If you have to use a fast shutter speed under such lighting, or you have photos you've already taken but have to recover, there is another solution: the white balance will be out from the top of the frame to the bottom (side to side in portrait). Set the WB correct in post for one side, and then apply a graduated filter with adjustments needed for the other WB. With a bit of trial and error (and combining it with possible exposure compensation) it can produce results which are spot on.This is a common problem when using fast shutter speeds under fluorescent lighting. You are using. Shutter speed that is higher than the cycle time for fluorescent lighting which is probably resulting in the odd color casts. Drop down to below 1/60 sec and you should be just fine.+1. This is the exact problem. The solution is to use 1/60th or slower, or use flash as your main light source. Or convert to black & white.
ps - this usually first becomes a problem not at the shutter speed to match the frequency of the lights, but at a shutter speed beyond the flash sync speed - at such shutter speeds, the first curtain is still moving when the second curtain is on its way, so you get a slit of light moving down the sensor.
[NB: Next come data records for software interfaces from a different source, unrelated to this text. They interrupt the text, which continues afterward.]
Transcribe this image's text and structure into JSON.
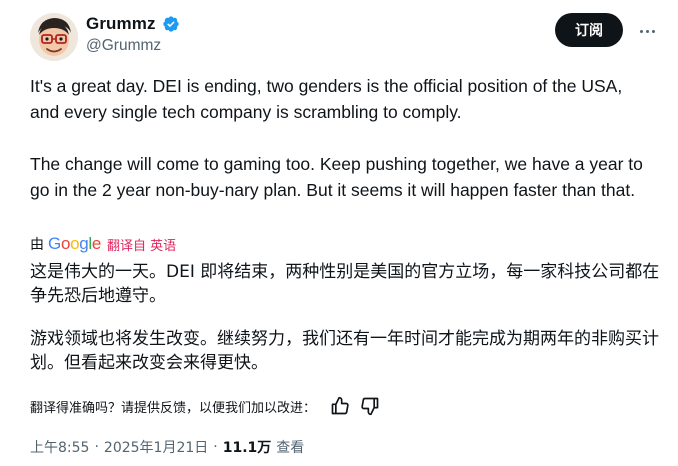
{
  "author": {
    "display_name": "Grummz",
    "handle": "@Grummz",
    "verified_icon": "verified-badge-icon",
    "avatar_icon": "cartoon-avatar"
  },
  "actions": {
    "subscribe_label": "订阅",
    "more_icon": "more-icon"
  },
  "post": {
    "paragraph_1": "It's a great day. DEI is ending, two genders is the official position of the USA, and every single tech company is scrambling to comply.",
    "paragraph_2": "The change will come to gaming too. Keep pushing together, we have a year to go in the 2 year non-buy-nary plan. But it seems it will happen faster than that."
  },
  "translation": {
    "by_label": "由",
    "provider": "Google",
    "translated_from": "翻译自 英语",
    "paragraph_1": "这是伟大的一天。DEI 即将结束，两种性别是美国的官方立场，每一家科技公司都在争先恐后地遵守。",
    "paragraph_2": "游戏领域也将发生改变。继续努力，我们还有一年时间才能完成为期两年的非购买计划。但看起来改变会来得更快。",
    "feedback_prompt": "翻译得准确吗？请提供反馈，以便我们加以改进：",
    "colors": {
      "link": "#e0245e",
      "google": [
        "#4285f4",
        "#ea4335",
        "#fbbc05",
        "#4285f4",
        "#34a853",
        "#ea4335"
      ]
    }
  },
  "meta": {
    "time": "上午8:55",
    "date": "2025年1月21日",
    "views_count": "11.1万",
    "views_label": "查看"
  }
}
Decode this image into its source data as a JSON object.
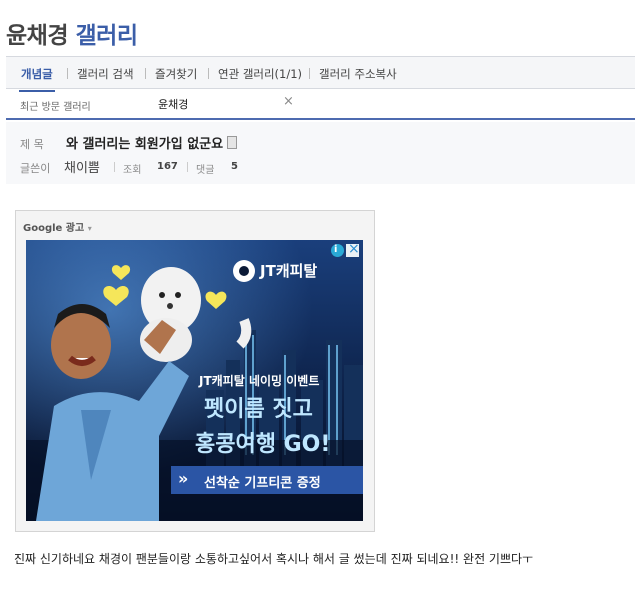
{
  "header": {
    "name": "윤채경",
    "gallery": "갤러리"
  },
  "tabs": [
    "개념글",
    "갤러리 검색",
    "즐겨찾기",
    "연관 갤러리(1/1)",
    "갤러리 주소복사"
  ],
  "recent": {
    "label": "최근 방문 갤러리",
    "item": "윤채경",
    "close": "×"
  },
  "post": {
    "subject_label": "제 목",
    "subject": "와 갤러리는 회원가입 없군요",
    "author_label": "글쓴이",
    "author": "채이쁨",
    "views_label": "조회",
    "views": "167",
    "comments_label": "댓글",
    "comments": "5"
  },
  "ad": {
    "label": "Google 광고",
    "caret": "▾",
    "brand": "JT캐피탈",
    "event": "JT캐피탈 네이밍 이벤트",
    "headline1": "펫이름 짓고",
    "headline2": "홍콩여행 GO!",
    "cta": "선착순 기프티콘 증정",
    "cta_arrow": "»",
    "info": "i",
    "close": "×"
  },
  "content": {
    "text": "진짜 신기하네요 채경이 팬분들이랑 소통하고싶어서 혹시나 해서 글 썼는데 진짜 되네요!! 완전 기쁘다ㅜ"
  },
  "colors": {
    "accent": "#3b5ea8",
    "banner_bg": "#0b1a36",
    "cta_bg": "#2b55a5",
    "headline": "#bfe7ff"
  }
}
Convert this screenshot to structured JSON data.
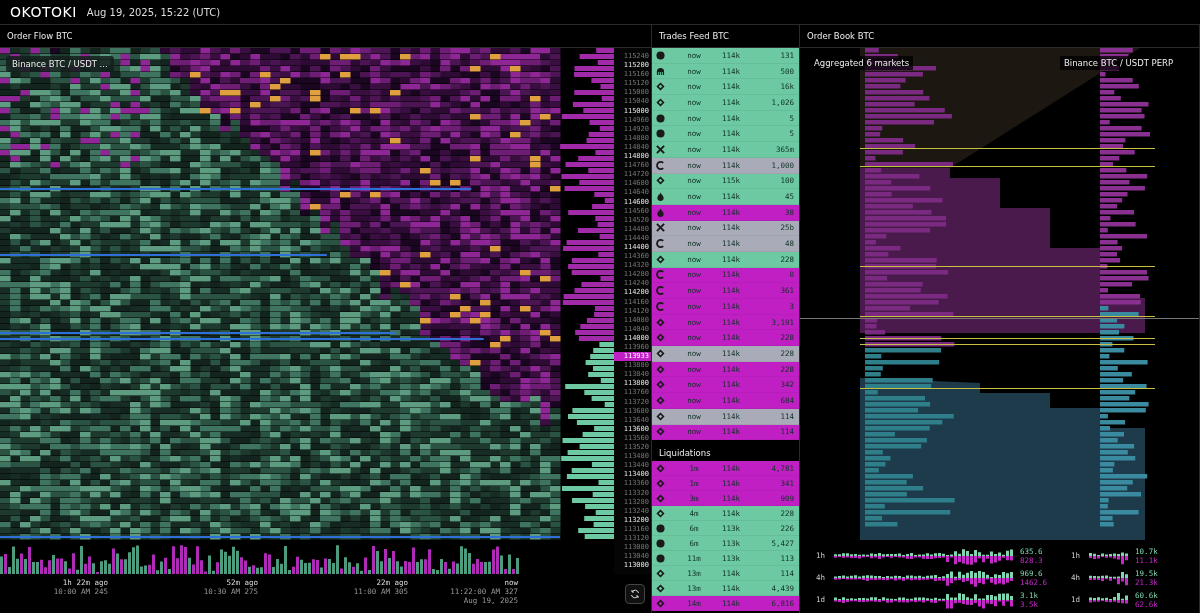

If by chance during that time the colour temperature changes from the light source, it'll show up. Slow down the shutter speed so the entire sensor is exposed as one, and the problem will be almost completely gone no matter what happens with the light source.